For a good team, a good draft can be one that only produces one player who is good enough to push the team over the top. But if it's a team with a sub-.500 record, a good draft is one that has depth and helps it fill a significant number of needs. The great seer concluded, though, that in the end, it's the game-changing stars who produce championships. As evidence, he cited the Pittsburgh Steelers, who went from being perennial losers to winning multiple Super Bowls by making one great pick in three drafts within a 4-year period - Joe Greene, Terry Bradshaw and Franco Harris.
Of the Eagles drafts I studied, only four can be classified as very good, when applying the "game-changer" test: 1998: Tra Thomas and Jeremiah Trotter; 1999: Donovan McNabb; 2002: Lito Sheppard, Michael Lewis, Sheldon Brown and Brian Westbrook (best ever?); and 2009: Jeremy Maclin and LeSean McCoy.
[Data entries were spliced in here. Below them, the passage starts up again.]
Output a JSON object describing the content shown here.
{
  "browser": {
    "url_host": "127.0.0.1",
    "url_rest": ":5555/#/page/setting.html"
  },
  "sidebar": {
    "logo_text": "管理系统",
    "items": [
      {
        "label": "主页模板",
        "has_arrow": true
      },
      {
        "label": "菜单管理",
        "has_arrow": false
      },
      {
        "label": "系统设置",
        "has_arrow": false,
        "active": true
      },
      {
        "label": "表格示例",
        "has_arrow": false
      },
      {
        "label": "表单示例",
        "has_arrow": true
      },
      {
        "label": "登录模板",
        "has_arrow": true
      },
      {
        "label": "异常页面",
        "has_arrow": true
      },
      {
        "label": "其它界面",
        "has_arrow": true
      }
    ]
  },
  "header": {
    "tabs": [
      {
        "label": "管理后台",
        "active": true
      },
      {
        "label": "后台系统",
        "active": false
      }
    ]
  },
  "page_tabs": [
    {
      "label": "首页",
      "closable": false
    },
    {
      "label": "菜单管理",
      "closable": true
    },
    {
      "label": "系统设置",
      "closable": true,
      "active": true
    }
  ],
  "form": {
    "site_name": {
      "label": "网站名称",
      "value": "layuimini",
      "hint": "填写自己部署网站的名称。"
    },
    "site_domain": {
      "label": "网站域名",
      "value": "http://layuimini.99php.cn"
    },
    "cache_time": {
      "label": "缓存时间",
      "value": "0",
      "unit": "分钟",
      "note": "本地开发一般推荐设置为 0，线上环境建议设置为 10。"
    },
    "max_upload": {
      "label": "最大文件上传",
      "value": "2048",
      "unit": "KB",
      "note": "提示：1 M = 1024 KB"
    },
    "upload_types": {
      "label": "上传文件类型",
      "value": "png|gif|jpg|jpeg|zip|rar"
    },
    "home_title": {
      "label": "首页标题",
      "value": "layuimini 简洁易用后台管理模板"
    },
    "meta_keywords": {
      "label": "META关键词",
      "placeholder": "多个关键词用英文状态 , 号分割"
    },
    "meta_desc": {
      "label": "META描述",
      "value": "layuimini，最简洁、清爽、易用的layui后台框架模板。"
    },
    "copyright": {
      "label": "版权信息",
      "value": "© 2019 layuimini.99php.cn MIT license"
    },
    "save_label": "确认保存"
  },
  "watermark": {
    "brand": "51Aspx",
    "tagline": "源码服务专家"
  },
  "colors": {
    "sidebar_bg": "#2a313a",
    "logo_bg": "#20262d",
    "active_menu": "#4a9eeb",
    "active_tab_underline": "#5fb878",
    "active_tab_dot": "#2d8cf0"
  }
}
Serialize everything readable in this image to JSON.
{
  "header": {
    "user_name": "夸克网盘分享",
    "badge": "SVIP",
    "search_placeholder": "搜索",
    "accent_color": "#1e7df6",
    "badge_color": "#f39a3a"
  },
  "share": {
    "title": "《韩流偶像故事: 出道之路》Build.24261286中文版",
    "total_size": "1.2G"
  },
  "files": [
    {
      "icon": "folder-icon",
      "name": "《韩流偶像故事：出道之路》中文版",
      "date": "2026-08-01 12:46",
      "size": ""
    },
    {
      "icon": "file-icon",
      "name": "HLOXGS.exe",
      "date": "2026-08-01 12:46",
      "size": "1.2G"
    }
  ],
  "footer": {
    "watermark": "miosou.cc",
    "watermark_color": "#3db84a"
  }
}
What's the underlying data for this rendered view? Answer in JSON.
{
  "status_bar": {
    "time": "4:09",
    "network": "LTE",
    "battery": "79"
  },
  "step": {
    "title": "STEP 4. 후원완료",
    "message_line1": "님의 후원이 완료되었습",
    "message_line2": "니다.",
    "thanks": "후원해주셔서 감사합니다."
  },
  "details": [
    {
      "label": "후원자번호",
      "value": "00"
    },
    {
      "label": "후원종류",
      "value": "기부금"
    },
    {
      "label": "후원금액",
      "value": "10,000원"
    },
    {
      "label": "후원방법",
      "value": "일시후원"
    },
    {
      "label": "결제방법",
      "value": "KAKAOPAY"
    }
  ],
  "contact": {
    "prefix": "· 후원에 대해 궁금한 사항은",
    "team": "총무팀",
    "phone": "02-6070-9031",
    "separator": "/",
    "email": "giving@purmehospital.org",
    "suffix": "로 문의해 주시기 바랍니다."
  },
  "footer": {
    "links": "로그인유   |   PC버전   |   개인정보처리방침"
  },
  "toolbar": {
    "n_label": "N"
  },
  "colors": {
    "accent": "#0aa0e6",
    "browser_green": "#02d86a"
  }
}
Only two others could be considered good drafts by applying the "depth" test: 2005: Mike Patterson, Todd Herremans, Trent Cole, Reggie Brown, Matt McCoy and Sean Considine; 2008: Trevor Laws, DeSean Jackson, Mike McGlynn, Quintin Demps and Joe Mays. The remaining drafts couldn't be rated good by any criteria used anywhere on Earth. Some were downright horrible, like the 2003 draft in which the Eagles selected Jerome McDougle, L.J. Smith, Billy McMullen, Jamaal Green, Jeremy Bridges and Norman LeJeune.
What does this all mean for this year's draft? Well, clearly we are a sub-.500 team that is looking for some depth. Because of this reality, I think Kelly's and general manager Howie Roseman's strategy of taking the best player available, as opposed to drafting based on need, was a good one. Three years from now, we'll look back and say that it was a good, solid draft because of its depth, which ended up helping to fill a lot of needs.
I don't see any true game-changers, but offensive tackle Lane Johnson, tight end Zach Ertz and defensive lineman Bennie Logan will all be starters, and quarterback Matt Barkley, safety Earl Wolff and cornerback Jordan Poyer (a seventh-rounder who was a real steal and a great playmaker, with seven interceptions last season at Oregon State) all will be significant contributors. That will be a good record, considering this draft might have been devoid of game-changers, but you never know, and let's hope I'm wrong.
So far, it appears that most Birds fans agree that Kelly has said and done all the rights things, from a solid draft to implementing a smoothie-based nutritional program. Though as everyone knows, Eagles fans are among the most patient and understanding fans in the league, and based on what we have seen so far, we are only expecting, say, 10 wins this year!